A protest staged by thousands of rural workers in central China ended in violent clashes last week, reports say.
Several people were injured as up to 20,000 people clashed with 1,000 police in Hunan province on Friday, a local official told Reuters news agency.
The Boxun Chinese news website said the clash was sparked by rising public transport costs. A witness told the BBC sporadic incidents continued on Monday.
Rural regions of China have seen mounting unrest in recent years.
Thousands of protests were held last year amid growing discontent over the widening gap between rich and poor and corruption among officials at local level and above.
The latest reported unrest came as the Chinese legislature, the National People's Congress, held its annual session in Beijing.

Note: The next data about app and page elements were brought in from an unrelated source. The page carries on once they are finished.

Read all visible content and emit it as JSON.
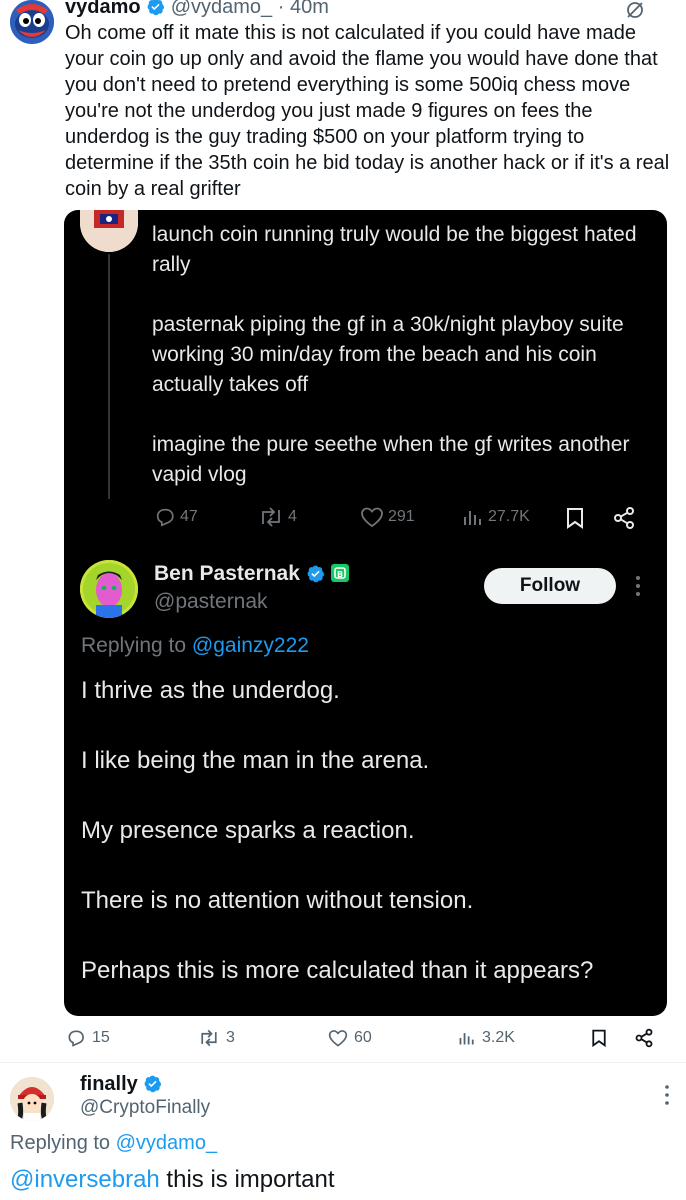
{
  "top_tweet": {
    "display_name": "vydamo",
    "handle": "@vydamo_",
    "time": "· 40m",
    "body": "Oh come off it mate this is not calculated if you could have made your coin go up only and avoid the flame you would have done that you don't need to pretend everything is some 500iq chess move you're not the underdog you just made 9 figures on fees the underdog is the guy trading $500 on your platform trying to determine if the 35th coin he bid today is another hack or if it's a real coin by a real grifter",
    "actions": {
      "replies": "15",
      "reposts": "3",
      "likes": "60",
      "views": "3.2K"
    }
  },
  "embedded": {
    "quoted_post": {
      "p1": "launch coin running truly would be the biggest hated rally",
      "p2": "pasternak piping the gf in a 30k/night playboy suite working 30 min/day from the beach and his coin actually takes off",
      "p3": "imagine the pure seethe when the gf writes another vapid vlog",
      "replies": "47",
      "reposts": "4",
      "likes": "291",
      "views": "27.7K"
    },
    "reply": {
      "display_name": "Ben Pasternak",
      "handle": "@pasternak",
      "follow_label": "Follow",
      "replying_prefix": "Replying to ",
      "replying_to": "@gainzy222",
      "lines": [
        "I thrive as the underdog.",
        "I like being the man in the arena.",
        "My presence sparks a reaction.",
        "There is no attention without tension.",
        "Perhaps this is more calculated than it appears?"
      ]
    }
  },
  "bottom_tweet": {
    "display_name": "finally",
    "handle": "@CryptoFinally",
    "replying_prefix": "Replying to ",
    "replying_to": "@vydamo_",
    "mention": "@inversebrah",
    "body": " this is important"
  },
  "colors": {
    "link": "#1d9bf0",
    "verified": "#1d9bf0",
    "text": "#0f1419",
    "muted": "#536471",
    "dark_bg": "#000000"
  }
}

At least nine police cars were burnt during the clashes, the Boxun report said.
Zhan Zilin, an eyewitness and a local activist, told the BBC Chinese Service that "the authorities sent over about 1,000 armed police, special police and local police and attempted to cordon off the roads in front of the local police station and government buildings".
He said the police were confronted by protesters and "large-scale conflicts broke out".
The Reuters news agency reported that police were armed with guns and electric cattle prods.
A number of police and protesters were injured - with some taken to hospital - but none were thought to be in a serious condition.
The official, from the Hunan city of Yongzhou, told Reuters that the protesters "were not satisfied with some government behaviour".
"They were also unhappy about official corruption," the official added.
The overseas-based Boxun, which is blocked inside China by the Beijing government, reported that protesters had been dissatisfied with the rising cost of bus prices.
Mr Zhan said that sporadic incidents were still going on on Monday.
"This afternoon, several dozens of people were injured, including some passers-by; four police vehicles were burned," he said.
The Chinese government has introduced a series of measures to try to address the sources of discontent in rural communities.
They include pumping billions of dollars into the rural economy in the form of farm subsidies, as well as reining in the seizures of farmland for development and tackling government corruption.
The more the Chinese people give grief to the bastards running the show, for whatever reasons, the happier I feel. We can only hope they are too stupid to pull a Hungary and engage in genuine reform, right up until the moment the regime topples.